I am trying to avoid the label “controversy” which has cropped up with the discussion of whether or not genealogy blogs merit consideration by genealogists – amateur and professional.  But I do think that as a group we can capitalize on this issue and turn it into a positive especially for those that are new to searching for their family history.

First, I’ve created a feed in the sidebar called Cite Right which will list recent posts by Geneablogger blogs dealing with source citation.

Second, I for one would like to see the discussion continue on the topic of why blogs are important to the genealogy community as well as whether or not to display source citations in your blog posts.  I am not sure if setting up a forum/bulletin board would be best for this or just to allow comments in this and other posts.

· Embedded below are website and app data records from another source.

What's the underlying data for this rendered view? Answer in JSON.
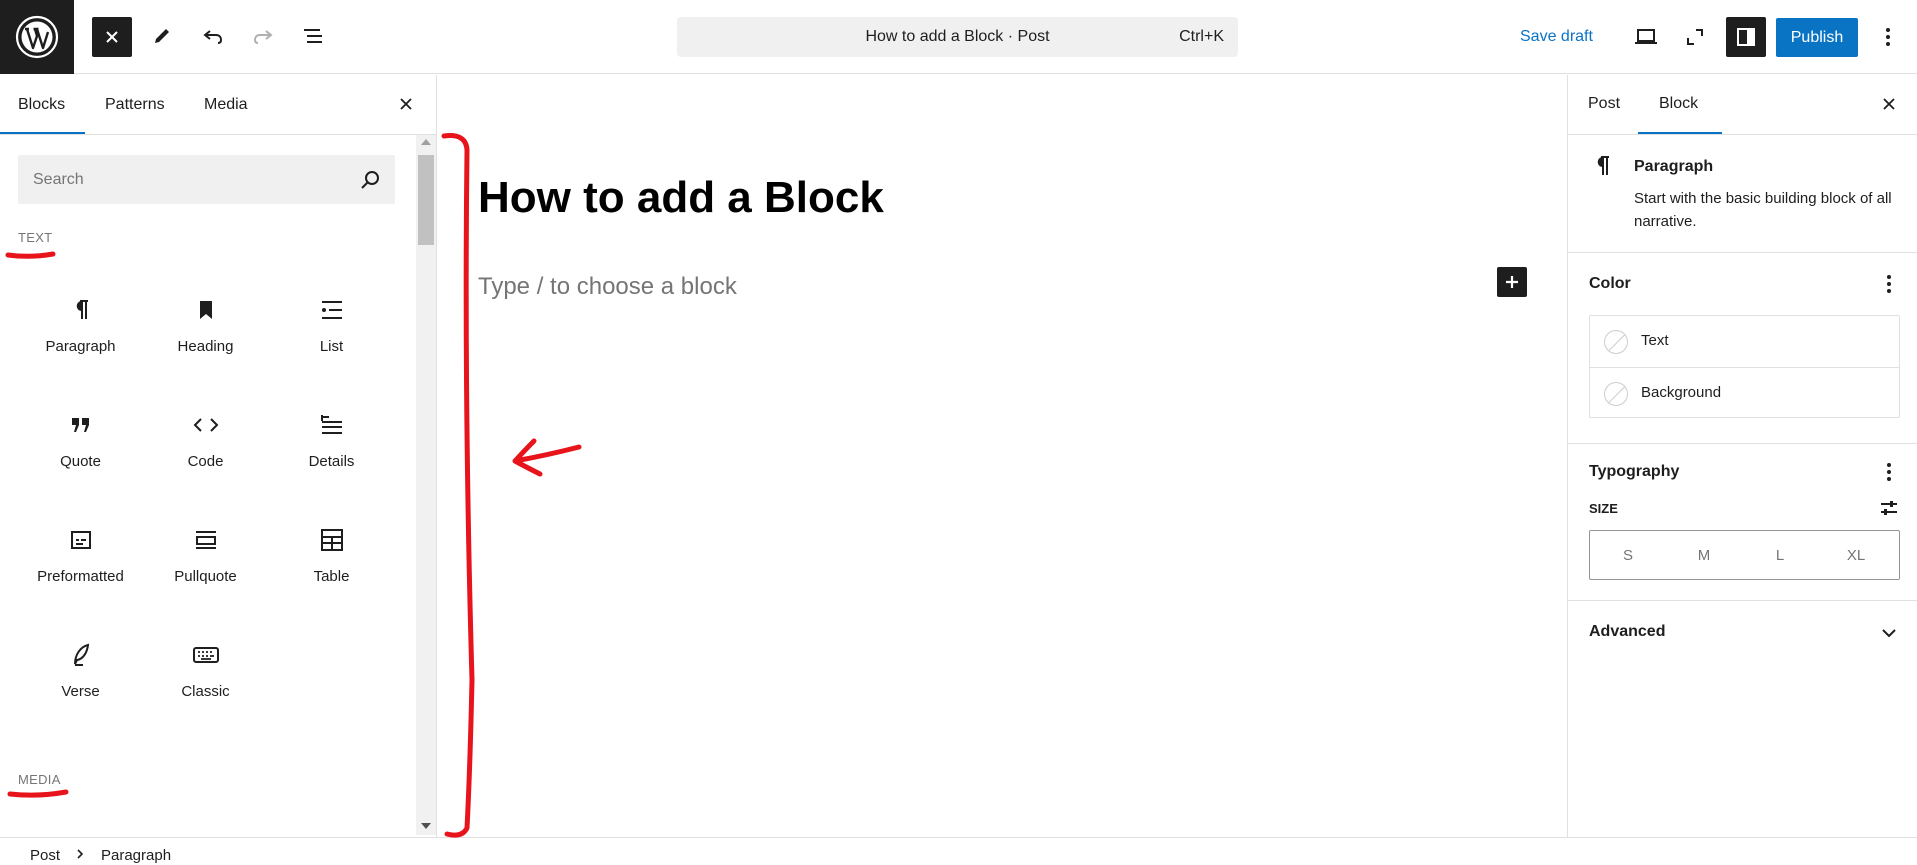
{
  "topbar": {
    "logo_icon": "wordpress-logo-icon",
    "command_title": "How to add a Block · Post",
    "command_shortcut": "Ctrl+K",
    "save_draft": "Save draft",
    "publish": "Publish"
  },
  "inserter": {
    "tabs": [
      {
        "label": "Blocks",
        "active": true
      },
      {
        "label": "Patterns",
        "active": false
      },
      {
        "label": "Media",
        "active": false
      }
    ],
    "search_placeholder": "Search",
    "categories": {
      "text": "TEXT",
      "media": "MEDIA"
    },
    "blocks": [
      {
        "label": "Paragraph",
        "icon": "paragraph-icon"
      },
      {
        "label": "Heading",
        "icon": "heading-icon"
      },
      {
        "label": "List",
        "icon": "list-icon"
      },
      {
        "label": "Quote",
        "icon": "quote-icon"
      },
      {
        "label": "Code",
        "icon": "code-icon"
      },
      {
        "label": "Details",
        "icon": "details-icon"
      },
      {
        "label": "Preformatted",
        "icon": "preformatted-icon"
      },
      {
        "label": "Pullquote",
        "icon": "pullquote-icon"
      },
      {
        "label": "Table",
        "icon": "table-icon"
      },
      {
        "label": "Verse",
        "icon": "verse-icon"
      },
      {
        "label": "Classic",
        "icon": "classic-icon"
      }
    ]
  },
  "editor": {
    "post_title": "How to add a Block",
    "paragraph_placeholder": "Type / to choose a block"
  },
  "sidebar": {
    "tabs": [
      {
        "label": "Post",
        "active": false
      },
      {
        "label": "Block",
        "active": true
      }
    ],
    "block_card": {
      "title": "Paragraph",
      "description": "Start with the basic building block of all narrative."
    },
    "color": {
      "title": "Color",
      "items": [
        "Text",
        "Background"
      ]
    },
    "typography": {
      "title": "Typography",
      "size_label": "SIZE",
      "sizes": [
        "S",
        "M",
        "L",
        "XL"
      ]
    },
    "advanced": {
      "title": "Advanced"
    }
  },
  "footer": {
    "breadcrumbs": [
      "Post",
      "Paragraph"
    ]
  },
  "colors": {
    "accent": "#0a72c6",
    "dark": "#1e1e1e",
    "annotation_red": "#e8141c"
  }
}
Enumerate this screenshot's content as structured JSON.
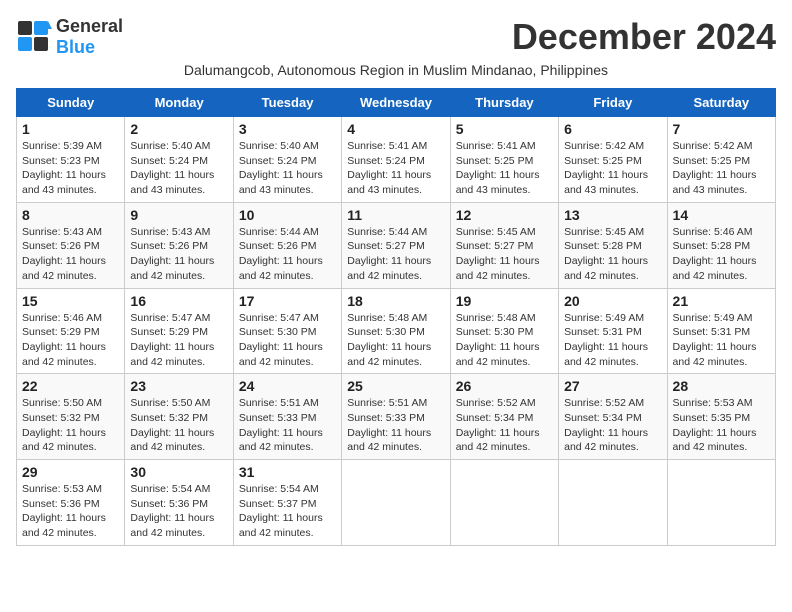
{
  "logo": {
    "general": "General",
    "blue": "Blue"
  },
  "title": "December 2024",
  "subtitle": "Dalumangcob, Autonomous Region in Muslim Mindanao, Philippines",
  "days_header": [
    "Sunday",
    "Monday",
    "Tuesday",
    "Wednesday",
    "Thursday",
    "Friday",
    "Saturday"
  ],
  "weeks": [
    [
      {
        "day": "1",
        "sunrise": "5:39 AM",
        "sunset": "5:23 PM",
        "daylight": "11 hours and 43 minutes."
      },
      {
        "day": "2",
        "sunrise": "5:40 AM",
        "sunset": "5:24 PM",
        "daylight": "11 hours and 43 minutes."
      },
      {
        "day": "3",
        "sunrise": "5:40 AM",
        "sunset": "5:24 PM",
        "daylight": "11 hours and 43 minutes."
      },
      {
        "day": "4",
        "sunrise": "5:41 AM",
        "sunset": "5:24 PM",
        "daylight": "11 hours and 43 minutes."
      },
      {
        "day": "5",
        "sunrise": "5:41 AM",
        "sunset": "5:25 PM",
        "daylight": "11 hours and 43 minutes."
      },
      {
        "day": "6",
        "sunrise": "5:42 AM",
        "sunset": "5:25 PM",
        "daylight": "11 hours and 43 minutes."
      },
      {
        "day": "7",
        "sunrise": "5:42 AM",
        "sunset": "5:25 PM",
        "daylight": "11 hours and 43 minutes."
      }
    ],
    [
      {
        "day": "8",
        "sunrise": "5:43 AM",
        "sunset": "5:26 PM",
        "daylight": "11 hours and 42 minutes."
      },
      {
        "day": "9",
        "sunrise": "5:43 AM",
        "sunset": "5:26 PM",
        "daylight": "11 hours and 42 minutes."
      },
      {
        "day": "10",
        "sunrise": "5:44 AM",
        "sunset": "5:26 PM",
        "daylight": "11 hours and 42 minutes."
      },
      {
        "day": "11",
        "sunrise": "5:44 AM",
        "sunset": "5:27 PM",
        "daylight": "11 hours and 42 minutes."
      },
      {
        "day": "12",
        "sunrise": "5:45 AM",
        "sunset": "5:27 PM",
        "daylight": "11 hours and 42 minutes."
      },
      {
        "day": "13",
        "sunrise": "5:45 AM",
        "sunset": "5:28 PM",
        "daylight": "11 hours and 42 minutes."
      },
      {
        "day": "14",
        "sunrise": "5:46 AM",
        "sunset": "5:28 PM",
        "daylight": "11 hours and 42 minutes."
      }
    ],
    [
      {
        "day": "15",
        "sunrise": "5:46 AM",
        "sunset": "5:29 PM",
        "daylight": "11 hours and 42 minutes."
      },
      {
        "day": "16",
        "sunrise": "5:47 AM",
        "sunset": "5:29 PM",
        "daylight": "11 hours and 42 minutes."
      },
      {
        "day": "17",
        "sunrise": "5:47 AM",
        "sunset": "5:30 PM",
        "daylight": "11 hours and 42 minutes."
      },
      {
        "day": "18",
        "sunrise": "5:48 AM",
        "sunset": "5:30 PM",
        "daylight": "11 hours and 42 minutes."
      },
      {
        "day": "19",
        "sunrise": "5:48 AM",
        "sunset": "5:30 PM",
        "daylight": "11 hours and 42 minutes."
      },
      {
        "day": "20",
        "sunrise": "5:49 AM",
        "sunset": "5:31 PM",
        "daylight": "11 hours and 42 minutes."
      },
      {
        "day": "21",
        "sunrise": "5:49 AM",
        "sunset": "5:31 PM",
        "daylight": "11 hours and 42 minutes."
      }
    ],
    [
      {
        "day": "22",
        "sunrise": "5:50 AM",
        "sunset": "5:32 PM",
        "daylight": "11 hours and 42 minutes."
      },
      {
        "day": "23",
        "sunrise": "5:50 AM",
        "sunset": "5:32 PM",
        "daylight": "11 hours and 42 minutes."
      },
      {
        "day": "24",
        "sunrise": "5:51 AM",
        "sunset": "5:33 PM",
        "daylight": "11 hours and 42 minutes."
      },
      {
        "day": "25",
        "sunrise": "5:51 AM",
        "sunset": "5:33 PM",
        "daylight": "11 hours and 42 minutes."
      },
      {
        "day": "26",
        "sunrise": "5:52 AM",
        "sunset": "5:34 PM",
        "daylight": "11 hours and 42 minutes."
      },
      {
        "day": "27",
        "sunrise": "5:52 AM",
        "sunset": "5:34 PM",
        "daylight": "11 hours and 42 minutes."
      },
      {
        "day": "28",
        "sunrise": "5:53 AM",
        "sunset": "5:35 PM",
        "daylight": "11 hours and 42 minutes."
      }
    ],
    [
      {
        "day": "29",
        "sunrise": "5:53 AM",
        "sunset": "5:36 PM",
        "daylight": "11 hours and 42 minutes."
      },
      {
        "day": "30",
        "sunrise": "5:54 AM",
        "sunset": "5:36 PM",
        "daylight": "11 hours and 42 minutes."
      },
      {
        "day": "31",
        "sunrise": "5:54 AM",
        "sunset": "5:37 PM",
        "daylight": "11 hours and 42 minutes."
      },
      null,
      null,
      null,
      null
    ]
  ]
}
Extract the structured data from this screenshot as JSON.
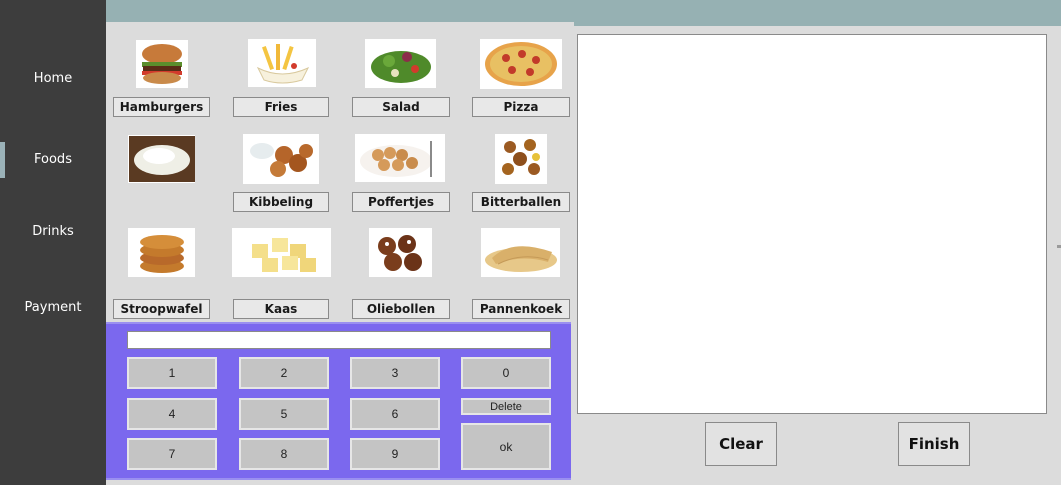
{
  "sidebar": {
    "items": [
      {
        "label": "Home"
      },
      {
        "label": "Foods",
        "active": true
      },
      {
        "label": "Drinks"
      },
      {
        "label": "Payment"
      }
    ]
  },
  "foods": {
    "items": [
      {
        "label": "Hamburgers",
        "icon": "hamburger-image"
      },
      {
        "label": "Fries",
        "icon": "fries-image"
      },
      {
        "label": "Salad",
        "icon": "salad-image"
      },
      {
        "label": "Pizza",
        "icon": "pizza-image"
      },
      {
        "label": "",
        "icon": "rice-image"
      },
      {
        "label": "Kibbeling",
        "icon": "kibbeling-image"
      },
      {
        "label": "Poffertjes",
        "icon": "poffertjes-image"
      },
      {
        "label": "Bitterballen",
        "icon": "bitterballen-image"
      },
      {
        "label": "Stroopwafel",
        "icon": "stroopwafel-image"
      },
      {
        "label": "Kaas",
        "icon": "kaas-image"
      },
      {
        "label": "Oliebollen",
        "icon": "oliebollen-image"
      },
      {
        "label": "Pannenkoek",
        "icon": "pannenkoek-image"
      }
    ]
  },
  "keypad": {
    "display_value": "",
    "keys": [
      "1",
      "2",
      "3",
      "0",
      "4",
      "5",
      "6",
      "Delete",
      "7",
      "8",
      "9",
      "ok"
    ]
  },
  "actions": {
    "clear_label": "Clear",
    "finish_label": "Finish"
  },
  "colors": {
    "sidebar": "#3d3d3d",
    "topbar": "#96b1b3",
    "keypad": "#7b68ee",
    "panel": "#dcdcdc"
  }
}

Third, what would be a nice outcome when all is said and done? As I’ve stated before, it would be most valuable to newbies to have several “guides” which harness the expertise and experience of our members.  There is no reason why we can’t have a Geneabloggers Guide To . . . series which helps introduce the amteur genealogist to various aspects of genealogy.  Keep in mind that come April 20, 2009 with the premiere of the series Who Do You Think You Are on NBC, we may very well see an uptick in traffic to many genealogy blogs from people seeking ways to trace their roots using the Internet.  Having one or more of these guides available would make a nice welcome.

Genealogy Blogs – A Bad Source?

Over at Genealogy and Family History there is a post entitled 5 Bad Genealogy Sources which, in my opinion, expresses some generalities about blogs which are, simply put, irresponsible.

In mentioning various sources of genealogy information, including wikis, personal websites, historical novels and movies, the author makes this statement about blogs:

“Just like personal websites, blogs are a good source of unreliable information simply because anyone who can type and use the internet can make a blog site. And since the credentials of most bloggers are questionable especially when it comes to history, blogs will provide no help in your genealogy research. So when looking for a historical account, stay away from blog sites.”

I’d like to invite the author – whose own blog post conveniently has comments disabled – to take a look at many of our over 367 blogs and then perhaps recouch his or her statement.  

Among our genealogy bloggers we have some who actually cite their original sources for blog posts about their families or research that they’ve performed. We also have many bloggers that specialize in very specific areas of genealogy and offer information that, while perhaps not appropriate as a cited source, can help break down a researcher’s brick wall or give them a jump start on their research.

I think Genealogy and Family History does not serve the genealogy community well by ignoring the growth of Web 2.0 technology usage in the genealogy community.  Irresponsible statements, such as the one posted on March 29th, only serve to misinform amateur genealogists and others new to the family history field and lead them to believe that only “traditional” methods of genealogy research are acceptable.  As many of us have stated previously, Internet-based research is not a substitute but a supplement to the more traditional (archive  and library-based) methods of research.